At the local Lions Club monthly meeting Ian Cunningham, one of the social officers, is announcing a function for Cup day “which is Guy Fawkes night and we hope it will go with a bang, just like Kiwi will.” Later Cunningham recalls that his son, Tim, had to do a school project on Kiwi. “He had everything but a picture, so he went out there and Snow put the cover on the horse, got a replica of the cup out, did everything for him.
“One evening he rang the kid – this is a 10-year-old, mind – and asked ‘Can you get up before 6 o’clock?’
“Tim said yes, and the next morning Snow arrived at the front door with Kiwi in the float, and took him down to the racetrack to watch him gallop and get more pictures.”
Kiwi doesn’t always work out on the Waverley track.
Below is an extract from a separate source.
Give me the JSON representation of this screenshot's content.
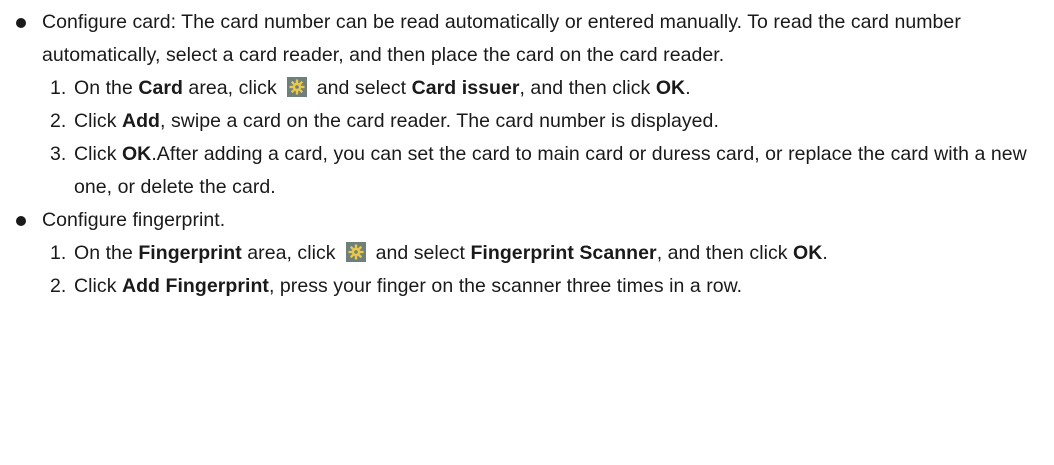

More often than not Snow climbs on the horse as the sun is just peeping over the horizon and gallops him on the farm. The day we are there ducks take off from the lake, pheasants cackle in the still air and mist lies in the dips as Lupton takes his famous horse on a 10km ride around the property.
At one stage, with dogs yapping around his feet, Kiwi herds cattle from one paddock to another. The next day it might be sheep. Kiwi is clearly more than just a racehorse.
After hosing him down and turning him out into a paddock, Lupton speaks of this year’s cup (“It’s a big assignment”), the horse’s temperament (“If he plays up at all it’s in the birdcage, at the stalls he walks in like a lamb”) and the media madness in Melbourne (“They are incredible over there, it’s amazing”).
And that this year’s $1 million Foster’s Melbourne Cup will probably be his last race in Australia. “It would be very doubtful if he would ever go for another campaign there.”
Meanwhile, back in the township cup fever mounts. Groups are organizing parties and barbecues to coincide with the running of the race, sweeps galore are being drawn up.
If, or rather as Waverley people put it “When”, Kiwi wins they will expect another glut of phone calls from the Australian media wanting reaction. One they will probably call is Bruce Andrew at the Waverley, who remembers when he was offered the pub in 1983.
“The broker told me ‘We have a hotel for sale in Waverley’. I said ‘Where the hell is Waverley?’
“You can’t say that any more – the horse has changed that.”
Reproduced with permission of the author. Kiwi went on to finish fifth in the 1985 Melbourne Cup. He died in 1995 and is buried on the Lupton farm, though Snow Lupton passed away in 2004. Waverley is still a speck on the map halfway between Wanganui and Hawera.